European officials have been urged to halt discussions around the future of Europe’s organic regulations amid claims that overhauling them could harm the UK’s organic sector.
UK Farm Minister George Eustice said proposals for the future of organic farming would not help the sector to grow, and could force farmers to turn their back on organic production.
Speaking at an Agriculture Council meeting, Mr Eustice said that long-running negotiations over how to revamp Europe’s organic regulations – which first started two-and-a-half years ago – should be put on hold.
He said parts of the reform, particularly around pesticide residues, were unacceptable, and any changes to the existing organic regulations required a more consistent approach across sectors.
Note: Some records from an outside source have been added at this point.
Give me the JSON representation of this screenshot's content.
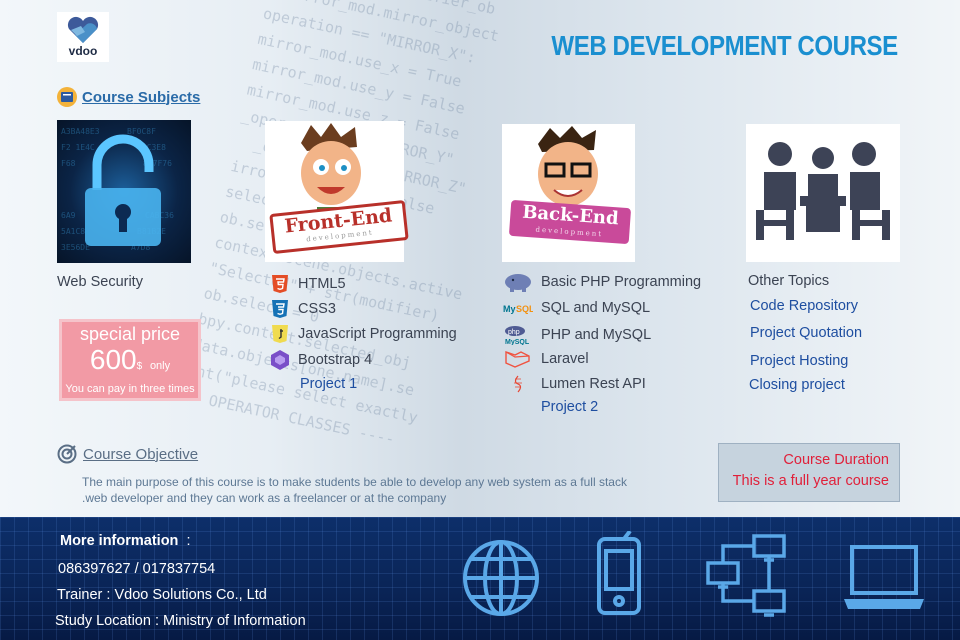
{
  "brand": {
    "name": "vdoo"
  },
  "title": "WEB DEVELOPMENT COURSE",
  "course_subjects": {
    "heading_prefix": "Course",
    "heading_rest": " Subjects"
  },
  "security": {
    "label": "Web Security"
  },
  "front_end": {
    "banner": "Front-End",
    "banner_sub": "development",
    "items": [
      {
        "icon": "html5-icon",
        "label": "HTML5"
      },
      {
        "icon": "css3-icon",
        "label": "CSS3"
      },
      {
        "icon": "javascript-icon",
        "label": "JavaScript Programming"
      },
      {
        "icon": "bootstrap-icon",
        "label": "Bootstrap 4"
      }
    ],
    "project": "Project 1"
  },
  "back_end": {
    "banner": "Back-End",
    "banner_sub": "development",
    "items": [
      {
        "icon": "php-elephant-icon",
        "label": "Basic PHP Programming"
      },
      {
        "icon": "mysql-icon",
        "label": "SQL and MySQL"
      },
      {
        "icon": "php-mysql-icon",
        "label": "PHP and MySQL"
      },
      {
        "icon": "laravel-icon",
        "label": "Laravel"
      },
      {
        "icon": "lumen-icon",
        "label": "Lumen Rest API"
      }
    ],
    "project": "Project 2"
  },
  "other": {
    "label": "Other Topics",
    "items": [
      "Code Repository",
      "Project Quotation",
      "Project Hosting",
      "Closing project"
    ]
  },
  "price": {
    "title": "special price",
    "amount": "600",
    "currency": "$",
    "only": "only",
    "note": "You can pay in three times"
  },
  "objective": {
    "heading": "Course Objective",
    "line1": "The main purpose of this course is to make students be able to develop any web system as a full stack",
    "line2": ".web developer and they can work as a freelancer or at the company"
  },
  "duration": {
    "title": "Course Duration",
    "text": "This is a full year course"
  },
  "contact": {
    "more_info": "More information",
    "colon": ":",
    "phones": "086397627  /  017837754",
    "trainer": "Trainer :  Vdoo Solutions Co., Ltd",
    "location": "Study Location : Ministry of Information"
  },
  "colors": {
    "title": "#1a8fd0",
    "accent_blue": "#1e4ea0",
    "price_bg": "#f29aa5",
    "duration_text": "#e0203a",
    "footer_bg": "#0a2456"
  }
}
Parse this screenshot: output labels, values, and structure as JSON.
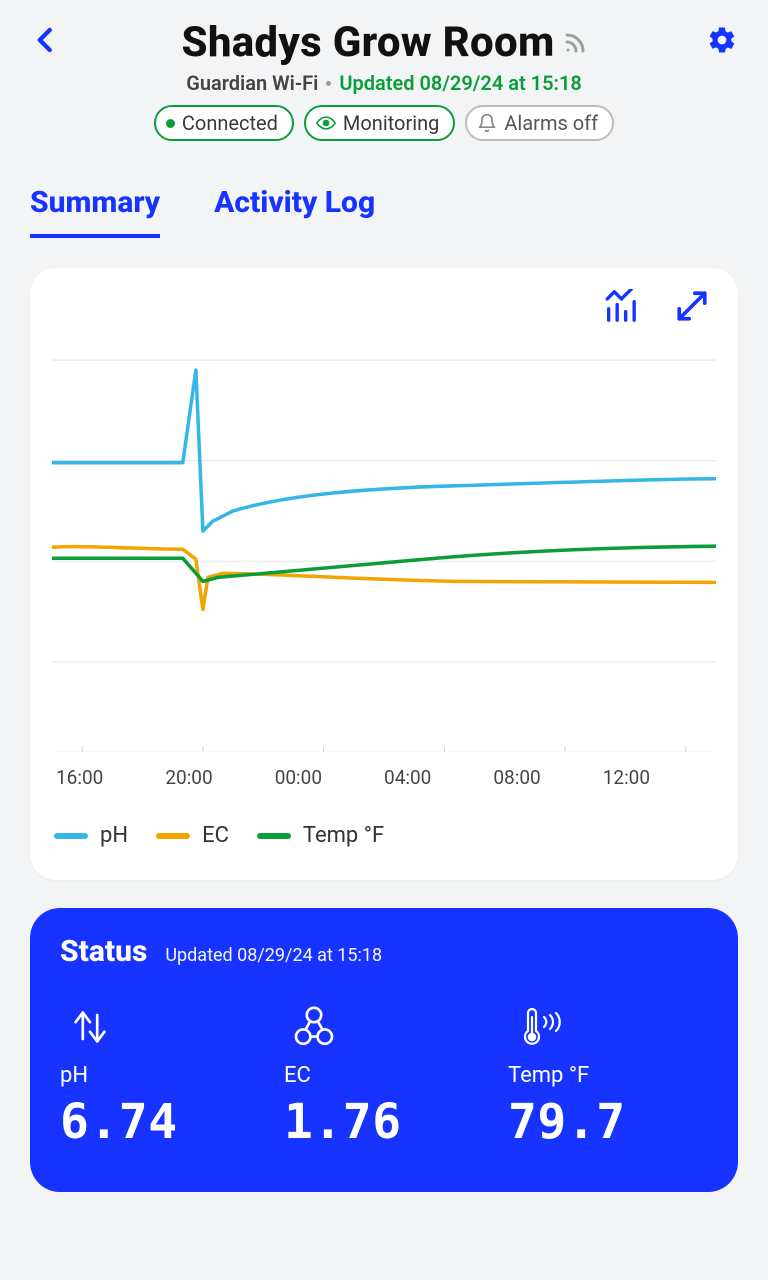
{
  "header": {
    "title": "Shadys Grow Room",
    "device": "Guardian Wi-Fi",
    "updated": "Updated 08/29/24 at 15:18",
    "badges": {
      "connected": "Connected",
      "monitoring": "Monitoring",
      "alarms": "Alarms off"
    }
  },
  "tabs": {
    "summary": "Summary",
    "activity": "Activity Log"
  },
  "chart": {
    "legend": {
      "ph": "pH",
      "ec": "EC",
      "temp": "Temp °F"
    },
    "x_ticks": [
      "16:00",
      "20:00",
      "00:00",
      "04:00",
      "08:00",
      "12:00"
    ]
  },
  "status": {
    "title": "Status",
    "updated": "Updated 08/29/24 at 15:18",
    "metrics": {
      "ph": {
        "label": "pH",
        "value": "6.74"
      },
      "ec": {
        "label": "EC",
        "value": "1.76"
      },
      "temp": {
        "label": "Temp °F",
        "value": "79.7"
      }
    }
  },
  "chart_data": {
    "type": "line",
    "title": "",
    "xlabel": "Time",
    "ylabel": "",
    "x": [
      "16:00",
      "17:00",
      "18:00",
      "19:00",
      "19:30",
      "19:45",
      "20:00",
      "21:00",
      "22:00",
      "00:00",
      "02:00",
      "04:00",
      "06:00",
      "08:00",
      "10:00",
      "12:00",
      "14:00"
    ],
    "series": [
      {
        "name": "pH",
        "color": "#36b6e6",
        "values": [
          6.95,
          6.95,
          6.95,
          6.95,
          7.55,
          6.3,
          6.4,
          6.5,
          6.57,
          6.62,
          6.65,
          6.68,
          6.7,
          6.72,
          6.73,
          6.74,
          6.74
        ]
      },
      {
        "name": "EC",
        "color": "#f0a500",
        "values": [
          2.02,
          2.02,
          2.02,
          2.02,
          1.95,
          1.55,
          1.75,
          1.8,
          1.8,
          1.78,
          1.78,
          1.77,
          1.77,
          1.76,
          1.76,
          1.76,
          1.76
        ]
      },
      {
        "name": "Temp °F",
        "color": "#0b9d3a",
        "values": [
          78.5,
          78.5,
          78.5,
          78.5,
          78.5,
          77.5,
          78.0,
          78.2,
          78.4,
          78.7,
          79.0,
          79.2,
          79.4,
          79.5,
          79.6,
          79.7,
          79.7
        ]
      }
    ],
    "x_ticks": [
      "16:00",
      "20:00",
      "00:00",
      "04:00",
      "08:00",
      "12:00"
    ],
    "gridlines_y": 4
  }
}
“We need a regulation that will help the sector grow, and in its current form it doesn’t succeed in that,” he added.
“We need a time of reflection to understand how the text will deliver on its aims, and appraise whether the regulations will meet their original objectives.”
Mr Eustice’s comments came after UK farming organisations urged him to back their calls to stop the reforms.
In a letter to the minister, groups including the NFU, the Soil Association and Organic Farmers and Growers said that despite efforts to work with Defra to improve the commission’s proposals, the debate had reached a deadlock.
“The failure of these negotiations, in spite of so much time, hard work and good will from all involved, indicates that the proposal put forward by the commission is clearly not fit for purpose,” the letter added.
“It is our firm view that the current regulatory framework already provides a strong basis for the development of organic food and farming in the UK.”
Despite the pleas EU Farm Commissioner Phil Hogan said he was keen to push to get the regulatory changes agreed quickly.
“We want to maintain the integrity of organic production, and we will continue work to achieve those objectives,” he told ministers.
“I don’t agree there are farmers leaving the sector (because of the proposals), but they will leave if consumers aren’t convinced of the integrity of organic products.
“We are asking all institutions to be flexible and get back to work to see what progress we can make in the new year,” he added.